Records shown:
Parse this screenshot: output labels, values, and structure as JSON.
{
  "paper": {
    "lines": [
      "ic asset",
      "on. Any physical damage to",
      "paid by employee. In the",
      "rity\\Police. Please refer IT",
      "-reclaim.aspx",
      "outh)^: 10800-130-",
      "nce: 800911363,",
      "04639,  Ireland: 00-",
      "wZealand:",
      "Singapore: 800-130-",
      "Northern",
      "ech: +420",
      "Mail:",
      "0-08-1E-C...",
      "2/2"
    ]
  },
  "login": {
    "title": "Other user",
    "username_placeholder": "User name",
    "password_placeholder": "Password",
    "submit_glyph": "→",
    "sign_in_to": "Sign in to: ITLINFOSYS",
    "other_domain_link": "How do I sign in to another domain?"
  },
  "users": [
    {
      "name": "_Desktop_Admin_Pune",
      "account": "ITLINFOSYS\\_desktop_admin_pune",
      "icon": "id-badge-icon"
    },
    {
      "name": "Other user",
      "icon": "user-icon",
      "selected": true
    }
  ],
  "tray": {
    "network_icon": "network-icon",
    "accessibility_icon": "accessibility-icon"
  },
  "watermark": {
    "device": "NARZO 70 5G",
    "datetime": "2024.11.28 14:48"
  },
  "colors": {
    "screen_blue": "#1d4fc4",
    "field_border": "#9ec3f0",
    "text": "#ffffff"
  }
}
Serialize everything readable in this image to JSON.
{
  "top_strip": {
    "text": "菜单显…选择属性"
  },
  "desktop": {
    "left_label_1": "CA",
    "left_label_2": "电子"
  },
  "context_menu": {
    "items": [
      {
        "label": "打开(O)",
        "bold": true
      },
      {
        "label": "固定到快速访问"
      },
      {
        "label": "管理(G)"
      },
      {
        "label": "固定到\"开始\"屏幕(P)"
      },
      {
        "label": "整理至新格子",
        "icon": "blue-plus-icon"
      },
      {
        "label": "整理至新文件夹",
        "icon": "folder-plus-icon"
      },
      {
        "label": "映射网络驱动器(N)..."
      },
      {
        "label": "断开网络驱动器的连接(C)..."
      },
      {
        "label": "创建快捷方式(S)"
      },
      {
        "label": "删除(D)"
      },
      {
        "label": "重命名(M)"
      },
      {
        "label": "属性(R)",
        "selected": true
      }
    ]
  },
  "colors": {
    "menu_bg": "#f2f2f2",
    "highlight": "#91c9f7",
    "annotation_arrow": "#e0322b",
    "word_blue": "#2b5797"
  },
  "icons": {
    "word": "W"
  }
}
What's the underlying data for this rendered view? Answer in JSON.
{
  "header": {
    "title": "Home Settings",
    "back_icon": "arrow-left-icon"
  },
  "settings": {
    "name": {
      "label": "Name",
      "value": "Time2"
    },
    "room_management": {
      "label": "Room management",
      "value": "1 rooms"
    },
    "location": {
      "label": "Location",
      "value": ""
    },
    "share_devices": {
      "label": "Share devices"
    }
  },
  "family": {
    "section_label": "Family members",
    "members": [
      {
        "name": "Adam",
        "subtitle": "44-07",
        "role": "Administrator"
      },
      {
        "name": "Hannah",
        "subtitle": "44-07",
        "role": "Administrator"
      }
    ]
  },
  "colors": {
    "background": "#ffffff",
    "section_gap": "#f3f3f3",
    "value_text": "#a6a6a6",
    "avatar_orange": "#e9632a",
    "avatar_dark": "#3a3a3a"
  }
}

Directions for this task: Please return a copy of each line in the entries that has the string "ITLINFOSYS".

Solution to the problem:
    "sign_in_to": "Sign in to: ITLINFOSYS",
      "account": "ITLINFOSYS\\_desktop_admin_pune",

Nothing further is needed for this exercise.